Mortgage fraud is “systemic” in Australia, with more than a quarter of recent home buyers admitting they misrepresented some information on their loan application.
The disturbing results come from a survey of 1228 people who had taken out a mortgage over the past two years, conducted by investment bank UBS.
The key finding was that 28 per cent of people surveyed said their mortgage application was not totally factually accurate.
Of those who admitted misstating information, the bulk said their application was “mostly factual and accurate”.
However, one-in-20 mortgage applicants admitted that their loan application was only “partially factual and accurate”, while 2 per cent “would rather not say”.
Out of the people who misrepresented parts of their application, 14 per cent said they overstated household income, 13 per cent overstated asset values, 17 per cent understated their debts, more than a quarter understated living expenses, while over 40 per cent said “other” or would not say what they had lied about.

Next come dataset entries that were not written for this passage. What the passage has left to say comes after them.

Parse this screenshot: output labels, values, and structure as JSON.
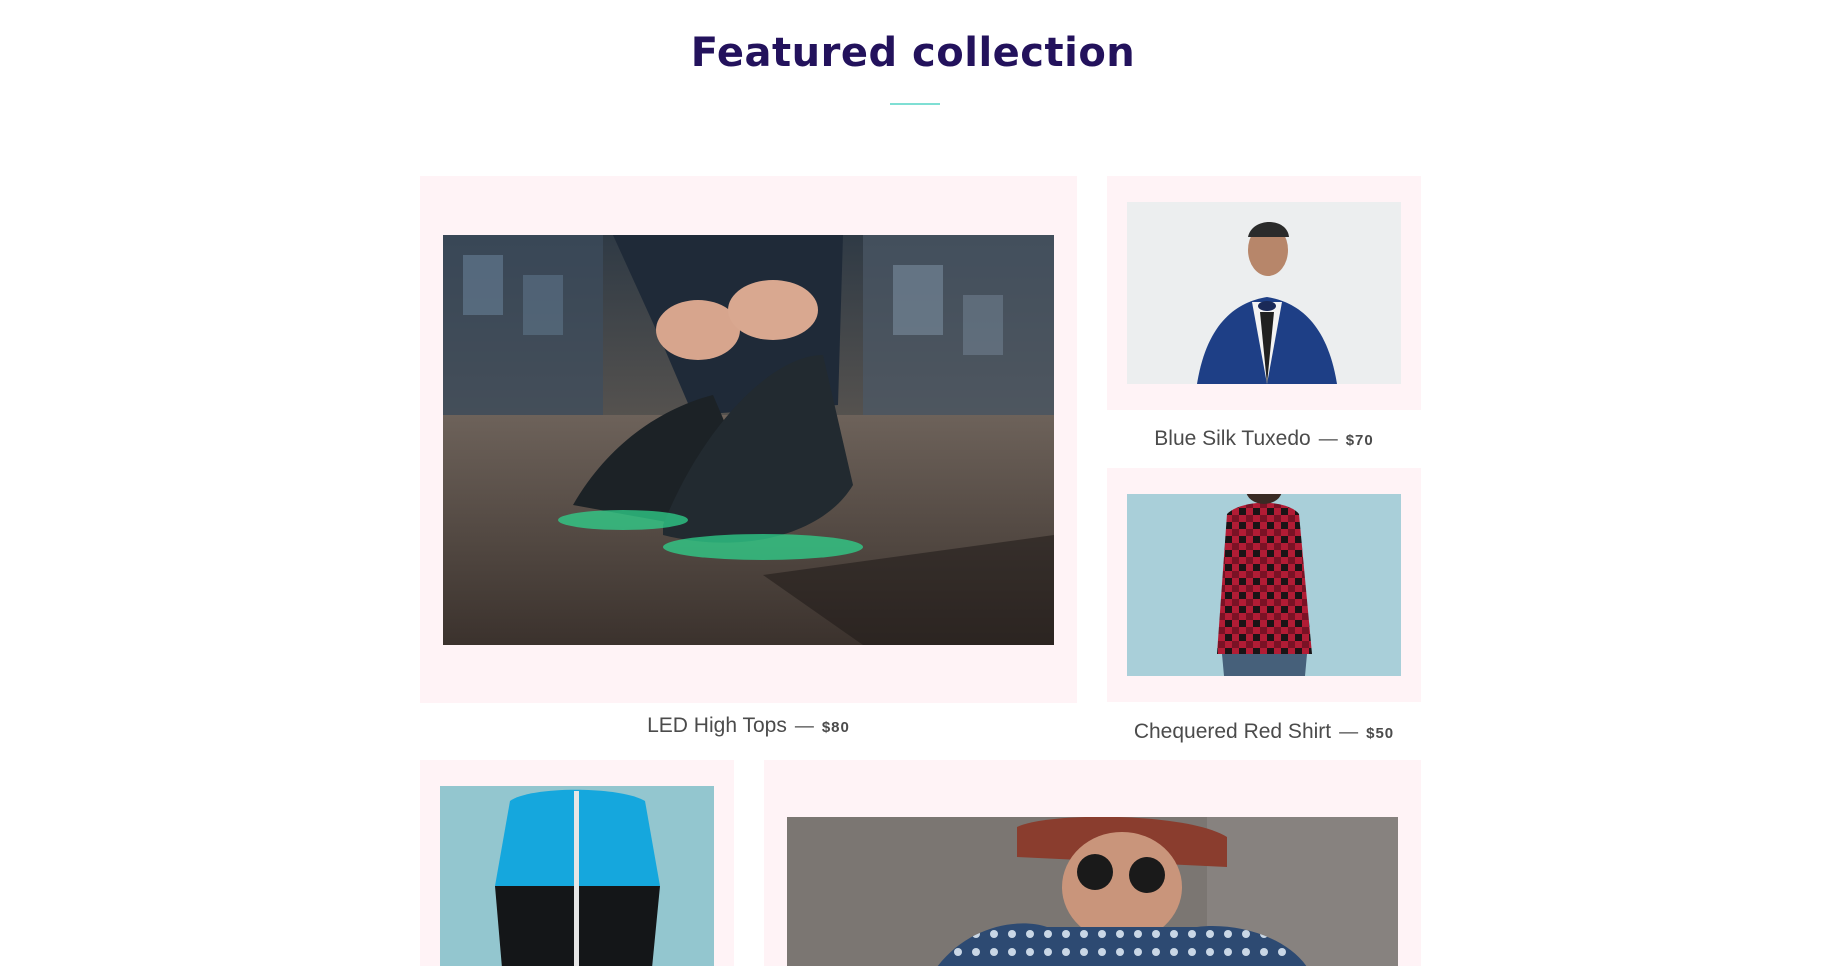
{
  "section": {
    "title": "Featured collection",
    "accent_color": "#7fdfd4",
    "title_color": "#23125c",
    "card_bg": "#fff3f6"
  },
  "products": [
    {
      "name": "LED High Tops",
      "separator": "—",
      "price": "$80",
      "image": "sneakers-photo"
    },
    {
      "name": "Blue Silk Tuxedo",
      "separator": "—",
      "price": "$70",
      "image": "tuxedo-photo"
    },
    {
      "name": "Chequered Red Shirt",
      "separator": "—",
      "price": "$50",
      "image": "plaid-shirt-photo"
    },
    {
      "name": "",
      "separator": "",
      "price": "",
      "image": "windbreaker-photo"
    },
    {
      "name": "",
      "separator": "",
      "price": "",
      "image": "patterned-shirt-photo"
    }
  ]
}
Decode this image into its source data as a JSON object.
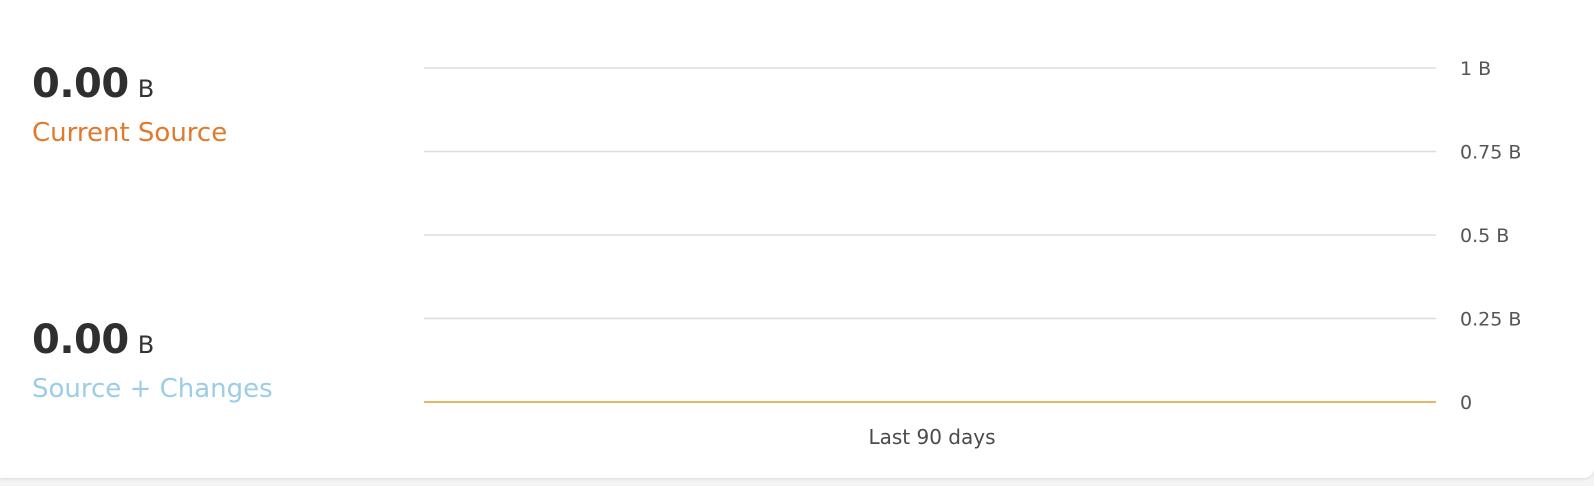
{
  "colors": {
    "current_source": "#e07a2e",
    "source_changes": "#9ccde6",
    "series_line": "#e6b566",
    "grid": "#dddddd"
  },
  "stats": [
    {
      "value": "0.00",
      "unit": "B",
      "label": "Current Source",
      "color": "#e07a2e"
    },
    {
      "value": "0.00",
      "unit": "B",
      "label": "Source + Changes",
      "color": "#9ccde6"
    }
  ],
  "chart_data": {
    "type": "line",
    "xlabel": "Last 90 days",
    "ylabel": "",
    "title": "",
    "ylim": [
      0,
      1
    ],
    "y_ticks": [
      {
        "value": 1,
        "label": "1 B"
      },
      {
        "value": 0.75,
        "label": "0.75 B"
      },
      {
        "value": 0.5,
        "label": "0.5 B"
      },
      {
        "value": 0.25,
        "label": "0.25 B"
      },
      {
        "value": 0,
        "label": "0"
      }
    ],
    "grid": true,
    "series": [
      {
        "color": "#e6b566",
        "values": [
          0,
          0
        ]
      }
    ]
  }
}
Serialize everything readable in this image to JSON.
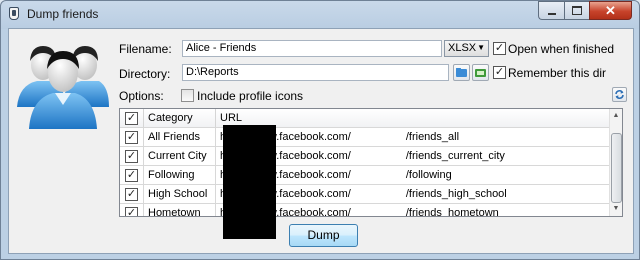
{
  "window": {
    "title": "Dump friends"
  },
  "form": {
    "filename_label": "Filename:",
    "filename_value": "Alice - Friends",
    "format_value": "XLSX",
    "open_when_finished_label": "Open when finished",
    "open_when_finished_checked": true,
    "directory_label": "Directory:",
    "directory_value": "D:\\Reports",
    "remember_dir_label": "Remember this dir",
    "remember_dir_checked": true,
    "options_label": "Options:",
    "include_profile_icons_label": "Include profile icons",
    "include_profile_icons_checked": false
  },
  "table": {
    "columns": [
      "",
      "Category",
      "URL"
    ],
    "rows": [
      {
        "checked": true,
        "category": "All Friends",
        "url_prefix": "https://www.facebook.com/",
        "url_suffix": "/friends_all"
      },
      {
        "checked": true,
        "category": "Current City",
        "url_prefix": "https://www.facebook.com/",
        "url_suffix": "/friends_current_city"
      },
      {
        "checked": true,
        "category": "Following",
        "url_prefix": "https://www.facebook.com/",
        "url_suffix": "/following"
      },
      {
        "checked": true,
        "category": "High School",
        "url_prefix": "https://www.facebook.com/",
        "url_suffix": "/friends_high_school"
      },
      {
        "checked": true,
        "category": "Hometown",
        "url_prefix": "https://www.facebook.com/",
        "url_suffix": "/friends_hometown"
      }
    ]
  },
  "actions": {
    "dump_label": "Dump"
  },
  "icons": {
    "app": "app-icon",
    "users": "users-group-icon",
    "folder": "folder-icon",
    "open_folder": "open-folder-icon",
    "refresh": "refresh-icon"
  },
  "colors": {
    "accent": "#3c7fb1",
    "close_button": "#c7432b"
  }
}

Around 12 per cent admitted to misstating information in multiple areas of their application.
“Unfortunately survey results suggest misrepresentation is systemic with findings similar across the 2015 and 2016 vintages, price-to-income levels, LVR [loan-to-value ratio], owner occupiers and investors,” the analysts wrote.
“However, there was a correlation between borrowers who misrepresented their application and: those whose expenditure was broadly equal to their income; stated they are under financial stress; or have missed a debt payment.”
UBS added that, if anything, the survey was likely to understate the proportion of people who had fudged some part of their application.
“It is difficult to reject these findings, in our view,” argued the UBS analysts.
“It is highly unlikely that the respondents would have stated they misrepresented their mortgage documentation when they were in fact truthful.”
“If anything, we believe it is more likely these figures may understate the level of misrepresentation in mortgage applications as some respondents may not want to state they were less than completely accurate despite anonymity.”
Misrepresentations more prevalent with brokers
While the overall proportion of people who misstated information on their loan application was high, an even greater proportion who applied through a mortgage broker misled their lenders.
Almost a third of people who got their mortgage via a broker admitted they were not “completely factual and accurate” with their details. That compared to 22 per cent who applied directly through the lender.
The rate of applicants who admitted to being only “partially factual and accurate” was twice as high among mortgage broker customers as with direct bank applications.
While only 13 per cent of loan applicants who went through a bank and had misstated their details said their banker suggested doing so, the result was vastly different for mortgage brokers.
“Of the 2016-vintage respondents who secured their mortgage via a broker and misrepresented their application, 41 per cent of them stated they had done this on the suggestion of their broker.”
There was also evidence brokers were becoming more likely to advise clients to make misrepresentations.
“This was statistically significantly higher than the 24 per cent of respondents who had misrepresented an application on the broker’s suggestion in 2015,” UBS added.